## Task details
Keep only the lines of the material below that contain the word "color". Copy those lines.

## Task data
┄┄┄┄┄┄┄┄┄┄

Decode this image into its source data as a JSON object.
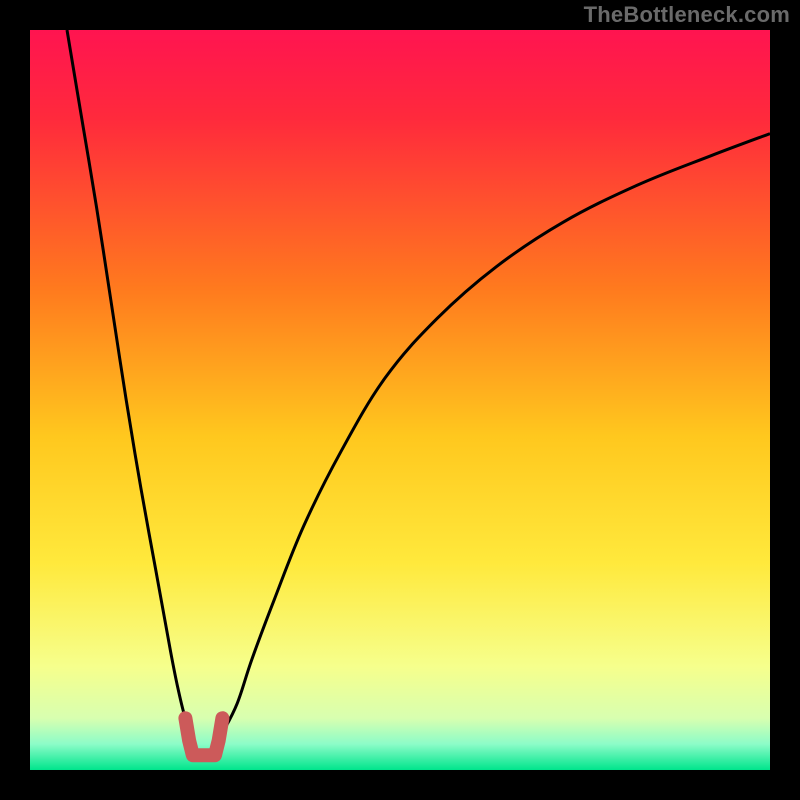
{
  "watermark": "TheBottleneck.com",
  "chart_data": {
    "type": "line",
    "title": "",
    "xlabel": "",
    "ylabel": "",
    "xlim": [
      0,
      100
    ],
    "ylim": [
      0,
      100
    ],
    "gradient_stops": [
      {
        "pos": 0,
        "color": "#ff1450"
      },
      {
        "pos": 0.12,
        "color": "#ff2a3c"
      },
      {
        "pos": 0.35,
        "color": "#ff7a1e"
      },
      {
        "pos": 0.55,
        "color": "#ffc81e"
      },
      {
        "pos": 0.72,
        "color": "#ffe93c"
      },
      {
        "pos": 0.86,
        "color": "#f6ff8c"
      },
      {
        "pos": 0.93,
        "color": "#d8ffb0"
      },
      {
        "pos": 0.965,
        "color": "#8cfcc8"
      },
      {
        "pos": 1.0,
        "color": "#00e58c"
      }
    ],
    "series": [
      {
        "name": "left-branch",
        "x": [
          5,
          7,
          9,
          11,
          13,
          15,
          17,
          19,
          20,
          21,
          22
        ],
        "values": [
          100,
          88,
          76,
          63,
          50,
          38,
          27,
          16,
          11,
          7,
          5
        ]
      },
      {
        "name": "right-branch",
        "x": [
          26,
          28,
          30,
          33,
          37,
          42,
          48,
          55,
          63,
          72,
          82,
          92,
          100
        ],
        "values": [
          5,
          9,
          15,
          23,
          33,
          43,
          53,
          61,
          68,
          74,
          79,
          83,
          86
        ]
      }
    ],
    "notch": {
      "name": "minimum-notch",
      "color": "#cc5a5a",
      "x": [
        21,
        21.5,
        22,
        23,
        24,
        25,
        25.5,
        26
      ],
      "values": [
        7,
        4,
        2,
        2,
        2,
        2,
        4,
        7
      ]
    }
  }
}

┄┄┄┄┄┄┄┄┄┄

## Solution to the exercise
        "color": "#ff1450"
        "color": "#ff2a3c"
        "color": "#ff7a1e"
        "color": "#ffc81e"
        "color": "#ffe93c"
        "color": "#f6ff8c"
        "color": "#d8ffb0"
        "color": "#8cfcc8"
        "color": "#00e58c"
      "color": "#cc5a5a",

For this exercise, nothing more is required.